Moffat went on to say,
“You know in some ways, I think Mark [Gatiss] has got a point when he says that however good you imagine [the crossover], it would be almost better in your imagination than it would be if the two grand old egotists actually met. They’d just both go off in opposite corners and sulk that there was someone cleverer than them.”

Aside from the continuity problem in which the 2012 Doctor Who Christmas special “The Snowmen” established that Sherlock Holmes was a fictional character created by Arthur Conan Doyle, the mixing of two such different universes presents unique difficulties.

There are fan bases for Sherlock who enjoy it as a smart mystery series and who are uninterested in science-fiction and may even have never heard of Doctor Who. The same is true for Doctor Who fans who aren't interested in mysteries or Sherlock.

Once establishing that Doctor Who’s reality coexists in Sherlock’s reality, does that mean when Benedict Cumberbatch comes upon a mysterious death or baffling crime, he now has to eliminate the possibility that the Daleks or Cybermen were somehow involved? Will he act as consultant for U.N.I.T.?

In a science-fiction universe where anything could happen, The Doctor running into Sherlock Holmes, whether in Victorian times or the modern day, does not seem so odd. But to have The Doctor appear in the real-world present-day London of John and Sherlock would reduce the pair to cartoon. “But are we to give serious attention to such things? This Agency stands flat-footed upon the ground, and there it must remain. The world is big enough for us. No ghosts need apply,” said Holmes in "The Adventure of the Sussex Vampire.” Nor time-traveling Doctors either, he could have added.

Doyle himself resisted crossovers. Of course, Holmes never met the Doyle-created contemporary Professor Challenger, hero of the science fiction novel The Lost World and others. But there was another crossover where Doyle could have earned big money that he turned down flat.

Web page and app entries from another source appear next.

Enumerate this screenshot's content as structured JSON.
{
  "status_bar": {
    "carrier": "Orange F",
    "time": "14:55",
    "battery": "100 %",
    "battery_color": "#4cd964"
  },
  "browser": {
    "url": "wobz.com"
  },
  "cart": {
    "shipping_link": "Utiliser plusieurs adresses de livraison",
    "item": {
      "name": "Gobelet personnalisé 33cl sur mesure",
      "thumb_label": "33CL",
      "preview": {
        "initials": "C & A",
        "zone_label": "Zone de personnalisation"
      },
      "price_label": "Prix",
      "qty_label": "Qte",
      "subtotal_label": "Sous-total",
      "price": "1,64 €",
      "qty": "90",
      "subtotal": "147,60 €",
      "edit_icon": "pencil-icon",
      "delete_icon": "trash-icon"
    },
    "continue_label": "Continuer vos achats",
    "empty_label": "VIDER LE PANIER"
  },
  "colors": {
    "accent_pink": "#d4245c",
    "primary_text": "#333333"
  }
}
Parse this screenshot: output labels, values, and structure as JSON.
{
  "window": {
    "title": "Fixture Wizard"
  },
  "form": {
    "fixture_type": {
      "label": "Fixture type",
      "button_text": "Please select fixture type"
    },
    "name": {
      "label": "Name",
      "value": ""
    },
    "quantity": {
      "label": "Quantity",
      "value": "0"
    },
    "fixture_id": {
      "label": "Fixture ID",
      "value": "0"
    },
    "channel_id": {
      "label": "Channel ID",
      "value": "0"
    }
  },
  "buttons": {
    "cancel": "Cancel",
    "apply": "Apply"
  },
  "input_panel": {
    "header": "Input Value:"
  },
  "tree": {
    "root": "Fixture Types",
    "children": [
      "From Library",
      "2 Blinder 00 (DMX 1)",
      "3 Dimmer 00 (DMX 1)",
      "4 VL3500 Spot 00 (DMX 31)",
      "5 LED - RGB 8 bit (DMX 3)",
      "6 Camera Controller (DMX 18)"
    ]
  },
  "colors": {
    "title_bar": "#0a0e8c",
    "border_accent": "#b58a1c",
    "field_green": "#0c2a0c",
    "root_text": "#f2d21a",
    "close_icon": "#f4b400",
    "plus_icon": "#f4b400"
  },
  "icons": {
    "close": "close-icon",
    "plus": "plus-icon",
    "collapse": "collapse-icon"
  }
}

Doyle brother-in-law and fellow author E.W. Hornung created the amateur cracksman (that is burglar and safecracker) A.J. Raffles and his friend Bunny Manders as a sort-of inverted Holmes and Watson. Raffles was a very popular short story series and there had been calls to have that amateur detective and gentleman thief meet. According to Andrew Lycett in The Man Who Created Sherlock Holmes, in 1913 American publisher of Everybody’s Magazine, Trumbull White
“had been lobbying Arthur [Conan Doyle] and Willie Hornung to write a new series that pitched Holmes against Raffles. To this end, he canvassed the support of both William Gillette and Kyrle Bellew, the American actors synonymous with these two characters on stage. On a previous visit to Windlesham [Doyle’s home] he had found Arthur very hospitable, but unenthusiastic about the idea for a series. Returning to England…he still hoped to bring Holmes and Raffles together, claiming he could guarantee Arthur $100,000 in revenues if this went ahead. Unmoved, Arthur sought to fob off on the American with something from the bottom drawer.”

In pastiche Holmes has worked with or against Tarzan, Dracula, Dr. Jekyll, Fu Manchu, and many other fictional characters. And fun though it might be, that’s where Sherlock Holmes meeting Doctor Who should stay, in pastiche. Let's hope that cooler heads will continue to prevail at Hartswood Films. It's bad enough that Jim Moriarty is able to hijack every video screen in England (or was it just the Greater London area?) like some Whovian alien baddie, we don't need Ben and Martin to come face to face with Zygons as well.

The twelfth Doctor Peter Capaldi will premier in the new season of Doctor Who on BBC One on August 23.
Who knows? Perhaps the argument is still open for debate. And then we might all be treated to a Whodunnit...